The fatal assassination in Sarajevo

'The assassination in Sarajevo', *Das interessante Blatt*, 1914

Franz Ferdinand with his family, postcard, 1913

Publication commemorating Franz Ferdinand and his wife, 1914

Assault in the south-western theatre of war, photograph

100-schilling coin – Heir to the throne Franz Ferdinand, commemorative issue, 1999

History’s only Catholic president of the USA and an heir to the Habsburg throne shared the same fate: John F. Kennedy and Franz Ferdinand were both shot while travelling in cars.

'The assassination in Sarajevo', *Das interessante Blatt*, 1914

Franz Ferdinand with his family, postcard, 1913

Publication commemorating Franz Ferdinand and his wife, 1914

Assault in the south-western theatre of war, photograph

100-schilling coin – Heir to the throne Franz Ferdinand, commemorative issue, 1999

‘Assassination in Sarajevo – heir to the throne murdered with his wife’ ran the headlines on the title-page of the Illustrierte Kronen-Zeitung of 30 June 1914. Two days earlier, the heir to the Austrian throne Franz Ferdinand had been shot in Sarajevo.

Born in 1863, Franz Joseph’s nephew Franz Ferdinand had come into line for the throne after Crown Prince Rudolf’s suicide and became official heir after the death of his own father Karl Ludwig in 1896. His distinctive characteristics were his clericalist-conservative general attitudes, pronounced anti-Semitic views, and antipathy to Hungary. He was particularly concerned about the developments in the Balkans. His friendliness towards the southern Slavs caused Serbia to see him as a threat to their own expansionist plans.

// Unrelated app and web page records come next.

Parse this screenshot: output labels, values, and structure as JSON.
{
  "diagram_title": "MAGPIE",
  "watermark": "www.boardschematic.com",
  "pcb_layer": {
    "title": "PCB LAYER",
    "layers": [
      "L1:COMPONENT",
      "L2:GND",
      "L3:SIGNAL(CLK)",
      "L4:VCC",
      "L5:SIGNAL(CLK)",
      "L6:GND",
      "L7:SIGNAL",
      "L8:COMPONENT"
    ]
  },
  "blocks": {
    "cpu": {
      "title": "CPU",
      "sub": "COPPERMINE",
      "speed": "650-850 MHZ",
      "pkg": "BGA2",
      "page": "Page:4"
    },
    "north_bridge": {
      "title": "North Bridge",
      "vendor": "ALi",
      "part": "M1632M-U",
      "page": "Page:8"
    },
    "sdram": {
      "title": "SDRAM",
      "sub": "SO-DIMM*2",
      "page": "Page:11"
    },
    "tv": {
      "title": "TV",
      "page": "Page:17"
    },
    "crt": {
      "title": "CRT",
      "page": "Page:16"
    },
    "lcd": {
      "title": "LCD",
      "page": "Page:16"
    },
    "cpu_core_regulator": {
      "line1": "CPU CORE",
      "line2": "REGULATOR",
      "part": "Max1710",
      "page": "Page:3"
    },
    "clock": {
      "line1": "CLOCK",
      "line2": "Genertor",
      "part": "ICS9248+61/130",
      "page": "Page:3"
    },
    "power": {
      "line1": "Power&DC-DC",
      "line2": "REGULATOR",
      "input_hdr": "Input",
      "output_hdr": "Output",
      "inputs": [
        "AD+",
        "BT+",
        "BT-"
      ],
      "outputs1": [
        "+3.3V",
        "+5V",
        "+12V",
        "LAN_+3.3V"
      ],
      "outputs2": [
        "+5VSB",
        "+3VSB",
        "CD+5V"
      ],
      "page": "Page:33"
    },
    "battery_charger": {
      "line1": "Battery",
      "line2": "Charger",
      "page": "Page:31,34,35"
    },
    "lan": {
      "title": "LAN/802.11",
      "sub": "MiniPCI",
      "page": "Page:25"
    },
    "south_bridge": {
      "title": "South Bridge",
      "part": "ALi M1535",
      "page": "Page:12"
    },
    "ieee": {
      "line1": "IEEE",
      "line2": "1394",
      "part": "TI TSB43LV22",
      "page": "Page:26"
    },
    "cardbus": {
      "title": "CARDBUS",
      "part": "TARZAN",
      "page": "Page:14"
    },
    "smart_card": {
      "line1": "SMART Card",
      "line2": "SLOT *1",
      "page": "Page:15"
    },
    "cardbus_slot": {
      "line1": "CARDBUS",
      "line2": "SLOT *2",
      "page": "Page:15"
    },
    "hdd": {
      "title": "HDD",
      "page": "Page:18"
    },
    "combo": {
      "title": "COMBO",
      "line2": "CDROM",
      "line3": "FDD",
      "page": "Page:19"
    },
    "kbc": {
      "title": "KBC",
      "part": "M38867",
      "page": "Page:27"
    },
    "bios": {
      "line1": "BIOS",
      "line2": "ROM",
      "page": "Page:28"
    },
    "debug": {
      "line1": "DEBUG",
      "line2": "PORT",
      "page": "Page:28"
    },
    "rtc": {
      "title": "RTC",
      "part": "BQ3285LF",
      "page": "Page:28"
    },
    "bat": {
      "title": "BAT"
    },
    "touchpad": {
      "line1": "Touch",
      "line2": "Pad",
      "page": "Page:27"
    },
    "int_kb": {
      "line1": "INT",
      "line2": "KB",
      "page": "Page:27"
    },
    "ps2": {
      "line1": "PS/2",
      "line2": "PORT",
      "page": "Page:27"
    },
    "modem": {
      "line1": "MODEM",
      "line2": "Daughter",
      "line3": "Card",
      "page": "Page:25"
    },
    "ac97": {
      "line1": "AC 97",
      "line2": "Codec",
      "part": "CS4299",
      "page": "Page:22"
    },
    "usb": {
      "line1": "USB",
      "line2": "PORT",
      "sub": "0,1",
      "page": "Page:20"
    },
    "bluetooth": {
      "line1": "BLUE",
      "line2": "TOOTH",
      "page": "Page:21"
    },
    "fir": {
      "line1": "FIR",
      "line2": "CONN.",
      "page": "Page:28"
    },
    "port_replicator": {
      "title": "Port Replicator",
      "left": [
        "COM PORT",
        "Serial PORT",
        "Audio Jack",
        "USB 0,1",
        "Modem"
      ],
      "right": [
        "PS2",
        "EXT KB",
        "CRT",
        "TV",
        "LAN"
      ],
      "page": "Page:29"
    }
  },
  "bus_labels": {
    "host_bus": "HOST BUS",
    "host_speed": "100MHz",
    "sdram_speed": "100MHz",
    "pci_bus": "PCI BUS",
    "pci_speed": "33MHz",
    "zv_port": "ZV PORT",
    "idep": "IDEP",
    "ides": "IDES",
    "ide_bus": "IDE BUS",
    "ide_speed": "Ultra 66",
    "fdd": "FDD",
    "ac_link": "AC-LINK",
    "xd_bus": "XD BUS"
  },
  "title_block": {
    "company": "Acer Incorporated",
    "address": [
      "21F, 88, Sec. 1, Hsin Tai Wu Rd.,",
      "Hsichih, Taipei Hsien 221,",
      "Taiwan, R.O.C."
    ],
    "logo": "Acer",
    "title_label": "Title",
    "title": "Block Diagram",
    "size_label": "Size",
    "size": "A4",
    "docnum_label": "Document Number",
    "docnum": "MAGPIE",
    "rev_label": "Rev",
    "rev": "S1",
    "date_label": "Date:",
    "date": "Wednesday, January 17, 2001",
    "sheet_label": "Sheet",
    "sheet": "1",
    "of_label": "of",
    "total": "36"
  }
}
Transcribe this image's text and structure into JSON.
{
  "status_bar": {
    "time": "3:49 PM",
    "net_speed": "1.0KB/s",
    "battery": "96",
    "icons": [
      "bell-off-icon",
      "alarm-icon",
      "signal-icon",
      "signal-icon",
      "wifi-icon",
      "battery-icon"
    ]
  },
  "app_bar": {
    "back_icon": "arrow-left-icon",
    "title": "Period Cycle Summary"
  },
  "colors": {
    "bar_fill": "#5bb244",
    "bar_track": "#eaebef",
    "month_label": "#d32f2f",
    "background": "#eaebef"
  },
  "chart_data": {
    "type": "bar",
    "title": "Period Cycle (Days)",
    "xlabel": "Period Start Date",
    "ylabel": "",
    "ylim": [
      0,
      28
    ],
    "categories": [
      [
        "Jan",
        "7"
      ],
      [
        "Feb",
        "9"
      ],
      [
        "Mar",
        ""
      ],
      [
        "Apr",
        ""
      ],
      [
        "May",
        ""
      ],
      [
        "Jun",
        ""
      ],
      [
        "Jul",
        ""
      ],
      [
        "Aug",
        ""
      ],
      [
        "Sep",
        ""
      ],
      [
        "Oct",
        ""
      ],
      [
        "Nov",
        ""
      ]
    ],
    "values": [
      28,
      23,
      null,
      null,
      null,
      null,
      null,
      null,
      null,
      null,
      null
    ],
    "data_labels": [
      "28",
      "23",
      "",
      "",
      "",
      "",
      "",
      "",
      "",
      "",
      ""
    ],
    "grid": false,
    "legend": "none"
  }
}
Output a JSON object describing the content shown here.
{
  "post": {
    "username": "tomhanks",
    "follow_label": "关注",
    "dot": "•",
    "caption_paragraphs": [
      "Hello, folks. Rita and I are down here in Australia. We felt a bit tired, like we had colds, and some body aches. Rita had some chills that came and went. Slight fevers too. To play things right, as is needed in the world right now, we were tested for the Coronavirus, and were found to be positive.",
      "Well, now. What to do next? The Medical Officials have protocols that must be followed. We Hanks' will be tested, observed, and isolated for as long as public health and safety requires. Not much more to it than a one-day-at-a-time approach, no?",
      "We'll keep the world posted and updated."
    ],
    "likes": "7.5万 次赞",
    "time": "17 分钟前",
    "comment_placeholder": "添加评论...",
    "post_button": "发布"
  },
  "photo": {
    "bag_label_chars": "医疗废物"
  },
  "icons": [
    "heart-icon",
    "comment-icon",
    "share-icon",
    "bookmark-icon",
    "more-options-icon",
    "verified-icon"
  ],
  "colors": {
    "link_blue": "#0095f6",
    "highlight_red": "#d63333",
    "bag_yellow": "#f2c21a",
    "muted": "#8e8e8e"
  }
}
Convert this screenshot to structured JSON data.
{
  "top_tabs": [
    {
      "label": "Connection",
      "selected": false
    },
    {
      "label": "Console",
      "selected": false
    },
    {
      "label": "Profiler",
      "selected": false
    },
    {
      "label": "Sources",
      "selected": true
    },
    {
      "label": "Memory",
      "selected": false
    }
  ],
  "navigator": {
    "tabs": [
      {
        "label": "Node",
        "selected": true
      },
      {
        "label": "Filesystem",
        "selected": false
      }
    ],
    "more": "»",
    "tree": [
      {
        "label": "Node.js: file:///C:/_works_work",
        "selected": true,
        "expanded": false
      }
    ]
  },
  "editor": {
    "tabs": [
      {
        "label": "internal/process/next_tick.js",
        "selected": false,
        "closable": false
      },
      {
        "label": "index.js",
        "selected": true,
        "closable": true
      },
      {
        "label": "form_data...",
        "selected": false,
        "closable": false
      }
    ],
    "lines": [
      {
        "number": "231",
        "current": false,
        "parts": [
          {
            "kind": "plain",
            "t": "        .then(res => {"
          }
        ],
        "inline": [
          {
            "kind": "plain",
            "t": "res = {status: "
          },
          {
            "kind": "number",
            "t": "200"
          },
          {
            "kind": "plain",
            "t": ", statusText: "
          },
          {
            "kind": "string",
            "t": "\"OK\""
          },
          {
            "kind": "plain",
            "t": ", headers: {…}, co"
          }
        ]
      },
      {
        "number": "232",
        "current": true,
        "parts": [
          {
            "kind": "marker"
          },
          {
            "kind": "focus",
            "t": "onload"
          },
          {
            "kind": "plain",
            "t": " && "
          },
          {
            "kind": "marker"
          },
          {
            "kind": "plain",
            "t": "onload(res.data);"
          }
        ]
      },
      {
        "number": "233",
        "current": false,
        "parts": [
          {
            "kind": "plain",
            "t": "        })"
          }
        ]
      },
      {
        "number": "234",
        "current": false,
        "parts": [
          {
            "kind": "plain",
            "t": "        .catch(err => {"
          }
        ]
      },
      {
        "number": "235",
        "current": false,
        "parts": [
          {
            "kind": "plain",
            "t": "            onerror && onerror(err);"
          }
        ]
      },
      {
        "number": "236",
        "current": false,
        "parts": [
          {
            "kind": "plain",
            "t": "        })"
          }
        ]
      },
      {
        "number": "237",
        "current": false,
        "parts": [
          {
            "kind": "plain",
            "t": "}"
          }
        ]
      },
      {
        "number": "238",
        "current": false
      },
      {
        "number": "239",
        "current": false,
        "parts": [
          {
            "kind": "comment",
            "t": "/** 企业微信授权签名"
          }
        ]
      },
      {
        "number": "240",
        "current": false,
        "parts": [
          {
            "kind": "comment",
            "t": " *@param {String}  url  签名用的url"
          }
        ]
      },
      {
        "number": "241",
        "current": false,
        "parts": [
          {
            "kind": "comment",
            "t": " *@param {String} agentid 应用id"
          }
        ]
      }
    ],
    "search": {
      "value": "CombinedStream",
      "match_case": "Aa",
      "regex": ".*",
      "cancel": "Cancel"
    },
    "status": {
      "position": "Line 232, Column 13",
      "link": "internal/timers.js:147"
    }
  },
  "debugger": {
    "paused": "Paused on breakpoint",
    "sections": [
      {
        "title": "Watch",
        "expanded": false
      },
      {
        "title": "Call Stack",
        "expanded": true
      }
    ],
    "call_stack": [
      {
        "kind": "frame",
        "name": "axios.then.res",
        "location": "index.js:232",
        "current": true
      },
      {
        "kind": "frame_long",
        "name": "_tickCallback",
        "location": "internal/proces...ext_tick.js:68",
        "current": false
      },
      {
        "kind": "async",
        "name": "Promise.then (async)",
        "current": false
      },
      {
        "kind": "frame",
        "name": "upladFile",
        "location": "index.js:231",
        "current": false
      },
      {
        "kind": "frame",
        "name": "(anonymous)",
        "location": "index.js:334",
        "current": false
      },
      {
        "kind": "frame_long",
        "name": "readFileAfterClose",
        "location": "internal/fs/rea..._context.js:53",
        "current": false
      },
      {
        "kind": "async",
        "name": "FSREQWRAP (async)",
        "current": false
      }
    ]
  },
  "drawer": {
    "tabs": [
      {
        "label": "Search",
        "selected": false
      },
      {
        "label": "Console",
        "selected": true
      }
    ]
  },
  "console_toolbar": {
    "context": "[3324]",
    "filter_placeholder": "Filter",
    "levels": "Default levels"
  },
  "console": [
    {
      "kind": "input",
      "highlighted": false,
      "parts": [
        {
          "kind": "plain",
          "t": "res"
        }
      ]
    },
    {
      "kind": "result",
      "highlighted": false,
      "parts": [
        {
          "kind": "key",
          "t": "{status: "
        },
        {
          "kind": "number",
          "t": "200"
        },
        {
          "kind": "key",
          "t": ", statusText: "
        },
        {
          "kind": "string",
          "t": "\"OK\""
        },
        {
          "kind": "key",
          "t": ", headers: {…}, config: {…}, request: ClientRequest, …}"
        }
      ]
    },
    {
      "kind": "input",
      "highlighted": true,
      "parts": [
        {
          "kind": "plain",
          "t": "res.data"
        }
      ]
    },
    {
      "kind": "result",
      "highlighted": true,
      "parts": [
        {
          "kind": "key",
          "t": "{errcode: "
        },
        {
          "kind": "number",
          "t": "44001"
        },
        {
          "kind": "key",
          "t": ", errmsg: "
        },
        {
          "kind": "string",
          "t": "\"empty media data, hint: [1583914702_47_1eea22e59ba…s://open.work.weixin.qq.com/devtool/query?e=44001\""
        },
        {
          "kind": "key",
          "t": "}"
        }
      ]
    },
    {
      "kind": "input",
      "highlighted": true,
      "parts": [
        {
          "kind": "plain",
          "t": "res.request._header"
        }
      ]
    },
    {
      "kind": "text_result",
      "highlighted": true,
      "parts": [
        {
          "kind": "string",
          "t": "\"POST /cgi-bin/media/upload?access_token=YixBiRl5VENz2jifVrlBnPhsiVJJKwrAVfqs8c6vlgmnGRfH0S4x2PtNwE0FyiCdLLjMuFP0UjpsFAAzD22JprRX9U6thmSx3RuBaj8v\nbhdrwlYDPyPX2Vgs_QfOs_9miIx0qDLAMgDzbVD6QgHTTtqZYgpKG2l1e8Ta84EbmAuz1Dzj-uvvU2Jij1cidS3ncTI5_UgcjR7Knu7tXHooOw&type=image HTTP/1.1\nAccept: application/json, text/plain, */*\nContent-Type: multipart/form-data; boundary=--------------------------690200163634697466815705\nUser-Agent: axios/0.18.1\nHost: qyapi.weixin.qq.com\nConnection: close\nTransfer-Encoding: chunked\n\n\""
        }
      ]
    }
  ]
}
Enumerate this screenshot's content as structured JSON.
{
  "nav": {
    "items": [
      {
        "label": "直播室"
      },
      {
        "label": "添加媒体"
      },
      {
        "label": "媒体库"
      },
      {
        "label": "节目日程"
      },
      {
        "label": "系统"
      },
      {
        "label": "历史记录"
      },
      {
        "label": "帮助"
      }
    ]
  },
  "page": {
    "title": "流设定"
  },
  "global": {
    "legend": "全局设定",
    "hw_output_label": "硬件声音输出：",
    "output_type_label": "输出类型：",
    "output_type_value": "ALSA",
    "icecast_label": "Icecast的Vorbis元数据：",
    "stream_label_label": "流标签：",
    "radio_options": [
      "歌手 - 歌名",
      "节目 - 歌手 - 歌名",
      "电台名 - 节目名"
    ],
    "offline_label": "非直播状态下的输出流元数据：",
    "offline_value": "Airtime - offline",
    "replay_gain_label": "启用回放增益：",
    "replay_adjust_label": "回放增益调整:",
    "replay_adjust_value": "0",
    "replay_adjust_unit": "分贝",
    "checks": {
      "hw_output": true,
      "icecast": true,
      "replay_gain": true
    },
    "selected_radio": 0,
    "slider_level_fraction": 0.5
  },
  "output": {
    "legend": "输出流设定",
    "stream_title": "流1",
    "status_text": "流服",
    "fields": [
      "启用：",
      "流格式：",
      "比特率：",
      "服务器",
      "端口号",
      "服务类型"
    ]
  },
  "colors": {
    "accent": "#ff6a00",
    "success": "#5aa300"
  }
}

On 28 June 1914, Franz Ferdinand represented the Emperor at manoeuvres and at a parade in the Bosnian town of Sarajevo. The date, St Vitus’ Day or ‘Vidovdan’, was and is a particularly sensitive one, being the anniversary of the fateful battle of Kosovo between the Serbs and Ottomans – and thus a Serbian day of mourning. Various groups of assassins lay in wait for Franz Ferdinand, and even before noon a bomb injured the Archduke’s adjutant. While on their way to the hospital where the adjutant was being treated, Franz Ferdinand and his wife Sophie were shot by Gavrilo Princip, who had been trained as an assassin in Serbia. Bloodstains on Archduke Franz Ferdinand’s uniform still bear witness to the deed.

Although no proof could be found for the Serbian government having been party to planning the assassination, it seemed probable that this had been the case. The war propaganda machine was set in motion throughout the Danube Monarchy and Serbia was given a sharp ultimatum, which it failed to comply with. The particular constellation of alliances between European states led to the outbreak of the First World War. Franz Ferdinand’s demonstration of power in the form of a military parade thus not only ended with his own death but triggered off a war that was to cost ten million human beings their lives.

Stephan Gruber